EXCERPTED RECORDS:
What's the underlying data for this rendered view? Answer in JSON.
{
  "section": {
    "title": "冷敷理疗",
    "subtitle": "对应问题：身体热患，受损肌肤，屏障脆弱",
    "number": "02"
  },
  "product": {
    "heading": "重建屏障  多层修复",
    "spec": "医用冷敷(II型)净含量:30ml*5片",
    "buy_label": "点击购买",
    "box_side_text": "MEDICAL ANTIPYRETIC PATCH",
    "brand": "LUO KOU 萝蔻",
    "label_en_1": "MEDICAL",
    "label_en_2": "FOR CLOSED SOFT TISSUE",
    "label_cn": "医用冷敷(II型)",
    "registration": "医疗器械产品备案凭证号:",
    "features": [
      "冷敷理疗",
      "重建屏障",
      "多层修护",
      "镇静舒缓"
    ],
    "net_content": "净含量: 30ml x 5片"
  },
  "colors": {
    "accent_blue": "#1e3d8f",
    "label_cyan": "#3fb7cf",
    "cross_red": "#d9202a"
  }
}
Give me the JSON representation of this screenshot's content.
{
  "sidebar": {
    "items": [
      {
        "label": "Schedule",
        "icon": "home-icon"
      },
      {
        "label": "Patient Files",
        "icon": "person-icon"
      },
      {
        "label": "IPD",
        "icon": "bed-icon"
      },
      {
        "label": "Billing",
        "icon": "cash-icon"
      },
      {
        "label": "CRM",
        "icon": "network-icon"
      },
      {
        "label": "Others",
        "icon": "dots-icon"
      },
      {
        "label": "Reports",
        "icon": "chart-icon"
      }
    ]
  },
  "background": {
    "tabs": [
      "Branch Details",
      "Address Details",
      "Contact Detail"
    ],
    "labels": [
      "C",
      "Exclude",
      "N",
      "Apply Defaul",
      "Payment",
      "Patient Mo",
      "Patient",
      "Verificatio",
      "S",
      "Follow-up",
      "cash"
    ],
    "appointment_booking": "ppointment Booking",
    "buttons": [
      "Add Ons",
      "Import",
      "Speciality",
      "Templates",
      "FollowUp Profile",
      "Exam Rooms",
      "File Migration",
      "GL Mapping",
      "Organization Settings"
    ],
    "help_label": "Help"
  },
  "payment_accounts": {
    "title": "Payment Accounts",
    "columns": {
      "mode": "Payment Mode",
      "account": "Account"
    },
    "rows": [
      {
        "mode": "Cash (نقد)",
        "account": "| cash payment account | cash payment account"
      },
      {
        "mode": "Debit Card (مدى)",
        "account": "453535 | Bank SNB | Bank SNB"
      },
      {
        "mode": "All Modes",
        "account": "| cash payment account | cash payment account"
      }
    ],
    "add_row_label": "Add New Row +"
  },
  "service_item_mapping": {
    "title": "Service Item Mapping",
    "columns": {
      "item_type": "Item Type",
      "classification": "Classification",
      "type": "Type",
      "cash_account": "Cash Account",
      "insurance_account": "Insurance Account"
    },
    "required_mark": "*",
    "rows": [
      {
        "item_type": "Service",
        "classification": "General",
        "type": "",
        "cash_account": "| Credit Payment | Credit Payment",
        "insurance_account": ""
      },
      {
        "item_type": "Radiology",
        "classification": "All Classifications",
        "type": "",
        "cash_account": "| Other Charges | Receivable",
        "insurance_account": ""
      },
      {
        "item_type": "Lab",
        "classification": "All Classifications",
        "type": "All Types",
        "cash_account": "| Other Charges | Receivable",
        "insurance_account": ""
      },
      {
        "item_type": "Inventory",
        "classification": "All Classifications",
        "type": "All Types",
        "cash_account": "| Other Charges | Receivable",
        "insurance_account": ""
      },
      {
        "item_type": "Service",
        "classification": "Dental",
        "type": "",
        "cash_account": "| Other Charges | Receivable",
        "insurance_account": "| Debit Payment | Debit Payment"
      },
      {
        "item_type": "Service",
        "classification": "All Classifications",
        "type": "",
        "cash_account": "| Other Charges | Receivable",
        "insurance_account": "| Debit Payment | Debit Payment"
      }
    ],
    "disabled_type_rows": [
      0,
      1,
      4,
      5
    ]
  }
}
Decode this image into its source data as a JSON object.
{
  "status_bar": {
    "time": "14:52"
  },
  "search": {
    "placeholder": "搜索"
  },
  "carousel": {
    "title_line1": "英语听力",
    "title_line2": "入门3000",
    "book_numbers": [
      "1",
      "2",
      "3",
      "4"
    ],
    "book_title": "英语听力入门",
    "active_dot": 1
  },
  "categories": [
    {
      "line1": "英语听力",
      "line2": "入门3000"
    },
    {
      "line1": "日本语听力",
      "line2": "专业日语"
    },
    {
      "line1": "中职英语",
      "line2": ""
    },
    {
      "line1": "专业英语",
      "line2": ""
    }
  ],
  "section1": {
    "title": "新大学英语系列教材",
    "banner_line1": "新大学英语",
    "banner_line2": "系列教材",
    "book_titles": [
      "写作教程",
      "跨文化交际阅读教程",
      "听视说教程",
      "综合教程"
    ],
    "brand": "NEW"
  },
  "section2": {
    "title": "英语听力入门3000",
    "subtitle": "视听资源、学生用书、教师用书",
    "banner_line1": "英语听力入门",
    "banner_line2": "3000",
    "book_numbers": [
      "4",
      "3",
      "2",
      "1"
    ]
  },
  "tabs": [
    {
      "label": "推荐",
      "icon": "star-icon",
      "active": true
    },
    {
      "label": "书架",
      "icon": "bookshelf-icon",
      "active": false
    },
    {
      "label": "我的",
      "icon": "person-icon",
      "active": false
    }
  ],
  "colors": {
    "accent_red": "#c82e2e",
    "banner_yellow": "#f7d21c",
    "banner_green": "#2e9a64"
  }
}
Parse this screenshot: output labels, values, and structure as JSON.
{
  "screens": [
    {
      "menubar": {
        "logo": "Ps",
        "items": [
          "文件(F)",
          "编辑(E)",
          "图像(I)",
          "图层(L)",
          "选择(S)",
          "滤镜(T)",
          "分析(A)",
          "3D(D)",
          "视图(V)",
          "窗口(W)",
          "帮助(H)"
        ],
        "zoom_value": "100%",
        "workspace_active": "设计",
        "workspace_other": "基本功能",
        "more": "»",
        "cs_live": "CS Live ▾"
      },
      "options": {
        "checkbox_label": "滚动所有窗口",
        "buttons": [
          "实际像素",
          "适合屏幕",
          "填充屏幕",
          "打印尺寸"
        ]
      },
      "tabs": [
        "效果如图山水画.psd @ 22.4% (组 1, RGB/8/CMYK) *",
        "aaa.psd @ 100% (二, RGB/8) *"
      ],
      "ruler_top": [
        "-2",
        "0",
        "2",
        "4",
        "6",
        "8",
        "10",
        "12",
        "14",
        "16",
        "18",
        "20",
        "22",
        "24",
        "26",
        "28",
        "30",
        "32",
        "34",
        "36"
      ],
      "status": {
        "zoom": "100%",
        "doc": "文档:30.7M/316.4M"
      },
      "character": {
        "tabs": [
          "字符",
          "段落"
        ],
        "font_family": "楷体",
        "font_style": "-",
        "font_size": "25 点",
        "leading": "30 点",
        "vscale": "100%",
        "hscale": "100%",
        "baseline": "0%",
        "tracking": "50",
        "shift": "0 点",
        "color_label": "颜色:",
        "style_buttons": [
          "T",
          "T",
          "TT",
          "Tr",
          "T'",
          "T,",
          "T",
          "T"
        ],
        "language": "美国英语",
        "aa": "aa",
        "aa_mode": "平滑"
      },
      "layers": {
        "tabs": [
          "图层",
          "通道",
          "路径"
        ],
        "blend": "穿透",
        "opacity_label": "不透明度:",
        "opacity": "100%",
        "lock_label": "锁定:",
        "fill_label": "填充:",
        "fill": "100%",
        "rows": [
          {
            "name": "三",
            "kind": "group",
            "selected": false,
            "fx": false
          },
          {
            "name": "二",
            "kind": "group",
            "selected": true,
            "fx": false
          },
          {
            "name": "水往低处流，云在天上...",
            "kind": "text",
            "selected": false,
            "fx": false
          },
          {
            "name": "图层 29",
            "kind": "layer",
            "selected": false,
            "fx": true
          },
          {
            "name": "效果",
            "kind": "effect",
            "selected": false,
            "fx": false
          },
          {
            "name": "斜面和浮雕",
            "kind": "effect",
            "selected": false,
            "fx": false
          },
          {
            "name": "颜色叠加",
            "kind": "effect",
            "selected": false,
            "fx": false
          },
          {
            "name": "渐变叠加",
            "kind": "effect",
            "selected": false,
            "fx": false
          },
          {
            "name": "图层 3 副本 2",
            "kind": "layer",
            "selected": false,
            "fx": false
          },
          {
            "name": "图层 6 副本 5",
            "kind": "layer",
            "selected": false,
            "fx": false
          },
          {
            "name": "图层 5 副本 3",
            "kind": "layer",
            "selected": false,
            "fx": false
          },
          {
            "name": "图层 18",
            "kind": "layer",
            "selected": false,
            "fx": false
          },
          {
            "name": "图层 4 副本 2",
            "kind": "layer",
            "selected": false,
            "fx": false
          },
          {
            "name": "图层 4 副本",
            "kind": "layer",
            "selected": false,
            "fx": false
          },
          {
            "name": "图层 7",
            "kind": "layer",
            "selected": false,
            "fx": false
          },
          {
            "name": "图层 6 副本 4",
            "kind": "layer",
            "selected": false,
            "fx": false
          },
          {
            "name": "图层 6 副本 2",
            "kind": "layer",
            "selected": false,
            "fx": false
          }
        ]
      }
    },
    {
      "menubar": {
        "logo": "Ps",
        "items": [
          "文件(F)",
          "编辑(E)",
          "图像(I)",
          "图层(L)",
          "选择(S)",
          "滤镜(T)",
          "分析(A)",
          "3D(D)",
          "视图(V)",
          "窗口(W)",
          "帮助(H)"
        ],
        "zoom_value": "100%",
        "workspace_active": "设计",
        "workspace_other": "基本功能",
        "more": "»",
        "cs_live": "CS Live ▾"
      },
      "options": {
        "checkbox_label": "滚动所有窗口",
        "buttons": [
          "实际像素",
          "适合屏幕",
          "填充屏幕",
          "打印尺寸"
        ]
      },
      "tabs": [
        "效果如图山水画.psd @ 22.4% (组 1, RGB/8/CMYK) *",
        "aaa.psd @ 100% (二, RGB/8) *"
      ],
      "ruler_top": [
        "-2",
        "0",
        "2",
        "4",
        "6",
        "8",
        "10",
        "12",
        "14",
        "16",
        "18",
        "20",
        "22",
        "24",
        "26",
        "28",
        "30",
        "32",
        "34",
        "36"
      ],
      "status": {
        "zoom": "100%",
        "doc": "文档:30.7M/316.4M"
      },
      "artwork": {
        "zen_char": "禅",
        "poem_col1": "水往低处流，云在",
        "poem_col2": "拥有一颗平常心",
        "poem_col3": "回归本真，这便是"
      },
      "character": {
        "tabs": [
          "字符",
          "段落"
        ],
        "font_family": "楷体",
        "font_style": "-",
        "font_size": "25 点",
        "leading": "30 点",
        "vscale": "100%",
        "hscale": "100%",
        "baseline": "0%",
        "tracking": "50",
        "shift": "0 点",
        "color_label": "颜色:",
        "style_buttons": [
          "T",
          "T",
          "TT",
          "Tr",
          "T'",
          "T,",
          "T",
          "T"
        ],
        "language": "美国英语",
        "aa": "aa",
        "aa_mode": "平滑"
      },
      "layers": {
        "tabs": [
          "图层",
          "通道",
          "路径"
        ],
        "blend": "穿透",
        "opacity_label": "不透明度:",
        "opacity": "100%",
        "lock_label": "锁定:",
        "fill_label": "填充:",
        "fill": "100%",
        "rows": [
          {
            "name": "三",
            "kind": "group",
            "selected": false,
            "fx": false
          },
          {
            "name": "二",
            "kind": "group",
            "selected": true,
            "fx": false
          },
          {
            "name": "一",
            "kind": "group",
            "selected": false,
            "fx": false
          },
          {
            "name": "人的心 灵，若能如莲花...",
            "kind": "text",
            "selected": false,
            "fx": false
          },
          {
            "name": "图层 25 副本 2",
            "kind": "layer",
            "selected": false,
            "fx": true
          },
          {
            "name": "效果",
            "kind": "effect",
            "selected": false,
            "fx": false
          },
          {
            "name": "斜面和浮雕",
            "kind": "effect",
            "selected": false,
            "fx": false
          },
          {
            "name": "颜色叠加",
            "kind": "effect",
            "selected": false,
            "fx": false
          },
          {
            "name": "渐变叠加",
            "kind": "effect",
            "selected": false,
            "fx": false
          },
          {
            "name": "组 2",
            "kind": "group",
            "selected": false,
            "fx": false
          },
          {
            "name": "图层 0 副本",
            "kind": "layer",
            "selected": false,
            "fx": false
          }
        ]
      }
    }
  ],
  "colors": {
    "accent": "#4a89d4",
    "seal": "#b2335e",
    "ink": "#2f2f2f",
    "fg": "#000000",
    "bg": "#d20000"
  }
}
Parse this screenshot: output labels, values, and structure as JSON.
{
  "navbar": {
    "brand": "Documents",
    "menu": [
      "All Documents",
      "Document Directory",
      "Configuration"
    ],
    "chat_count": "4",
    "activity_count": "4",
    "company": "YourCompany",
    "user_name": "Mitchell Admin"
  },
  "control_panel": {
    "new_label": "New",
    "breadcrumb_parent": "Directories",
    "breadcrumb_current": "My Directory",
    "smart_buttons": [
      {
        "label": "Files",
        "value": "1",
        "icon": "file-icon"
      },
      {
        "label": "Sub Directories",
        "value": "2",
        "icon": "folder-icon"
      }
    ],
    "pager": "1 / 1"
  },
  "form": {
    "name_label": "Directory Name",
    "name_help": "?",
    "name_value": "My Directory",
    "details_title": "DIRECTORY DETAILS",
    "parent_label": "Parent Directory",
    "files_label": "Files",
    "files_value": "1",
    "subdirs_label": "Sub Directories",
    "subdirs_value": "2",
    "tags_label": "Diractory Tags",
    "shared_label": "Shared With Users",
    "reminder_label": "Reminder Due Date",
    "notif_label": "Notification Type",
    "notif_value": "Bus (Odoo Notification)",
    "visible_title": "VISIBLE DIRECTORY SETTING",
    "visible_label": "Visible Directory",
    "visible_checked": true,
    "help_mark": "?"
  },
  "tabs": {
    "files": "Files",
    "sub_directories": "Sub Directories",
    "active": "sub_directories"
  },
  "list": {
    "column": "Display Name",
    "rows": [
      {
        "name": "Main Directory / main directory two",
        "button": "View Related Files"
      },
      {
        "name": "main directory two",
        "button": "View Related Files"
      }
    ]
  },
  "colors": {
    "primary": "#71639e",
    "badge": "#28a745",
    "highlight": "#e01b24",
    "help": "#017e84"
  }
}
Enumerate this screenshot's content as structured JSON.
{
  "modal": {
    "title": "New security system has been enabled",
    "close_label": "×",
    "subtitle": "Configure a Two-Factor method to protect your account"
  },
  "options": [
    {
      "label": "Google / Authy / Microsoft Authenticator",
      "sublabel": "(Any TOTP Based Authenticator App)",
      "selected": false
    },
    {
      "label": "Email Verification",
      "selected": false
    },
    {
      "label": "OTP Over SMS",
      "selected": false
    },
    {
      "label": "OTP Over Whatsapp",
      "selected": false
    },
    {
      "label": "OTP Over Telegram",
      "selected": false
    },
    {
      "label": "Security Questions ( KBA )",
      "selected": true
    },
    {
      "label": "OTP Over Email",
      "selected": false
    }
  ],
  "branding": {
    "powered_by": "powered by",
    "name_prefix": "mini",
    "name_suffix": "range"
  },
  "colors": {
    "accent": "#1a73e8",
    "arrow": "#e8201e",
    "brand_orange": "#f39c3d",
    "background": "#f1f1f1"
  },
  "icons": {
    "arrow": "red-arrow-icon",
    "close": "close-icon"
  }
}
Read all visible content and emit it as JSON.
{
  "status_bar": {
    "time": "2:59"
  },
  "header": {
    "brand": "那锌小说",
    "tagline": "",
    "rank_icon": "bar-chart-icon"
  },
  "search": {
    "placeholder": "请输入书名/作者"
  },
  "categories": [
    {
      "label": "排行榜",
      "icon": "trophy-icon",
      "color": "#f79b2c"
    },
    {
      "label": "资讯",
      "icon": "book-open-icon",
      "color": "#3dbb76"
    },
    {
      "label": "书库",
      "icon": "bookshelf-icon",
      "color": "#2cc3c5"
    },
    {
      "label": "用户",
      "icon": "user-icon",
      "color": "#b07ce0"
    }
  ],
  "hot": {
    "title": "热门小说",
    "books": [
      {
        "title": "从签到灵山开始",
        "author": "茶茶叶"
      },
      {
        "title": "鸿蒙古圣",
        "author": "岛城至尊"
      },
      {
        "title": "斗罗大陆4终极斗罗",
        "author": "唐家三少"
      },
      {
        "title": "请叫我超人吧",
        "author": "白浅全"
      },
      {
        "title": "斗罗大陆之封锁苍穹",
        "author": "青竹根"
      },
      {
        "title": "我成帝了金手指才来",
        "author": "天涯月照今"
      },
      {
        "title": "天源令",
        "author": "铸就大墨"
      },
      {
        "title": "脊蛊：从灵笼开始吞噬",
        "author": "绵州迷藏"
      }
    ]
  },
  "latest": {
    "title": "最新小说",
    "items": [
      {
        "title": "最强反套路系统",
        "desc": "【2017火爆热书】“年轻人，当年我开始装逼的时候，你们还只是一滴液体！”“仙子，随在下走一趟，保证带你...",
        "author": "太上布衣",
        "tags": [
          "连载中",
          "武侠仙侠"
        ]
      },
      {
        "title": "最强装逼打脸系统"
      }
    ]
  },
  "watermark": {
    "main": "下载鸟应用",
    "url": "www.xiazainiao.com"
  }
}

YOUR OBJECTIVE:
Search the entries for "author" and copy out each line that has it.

OUTPUT:
        "author": "茶茶叶"
        "author": "岛城至尊"
        "author": "唐家三少"
        "author": "白浅全"
        "author": "青竹根"
        "author": "天涯月照今"
        "author": "铸就大墨"
        "author": "绵州迷藏"
        "author": "太上布衣",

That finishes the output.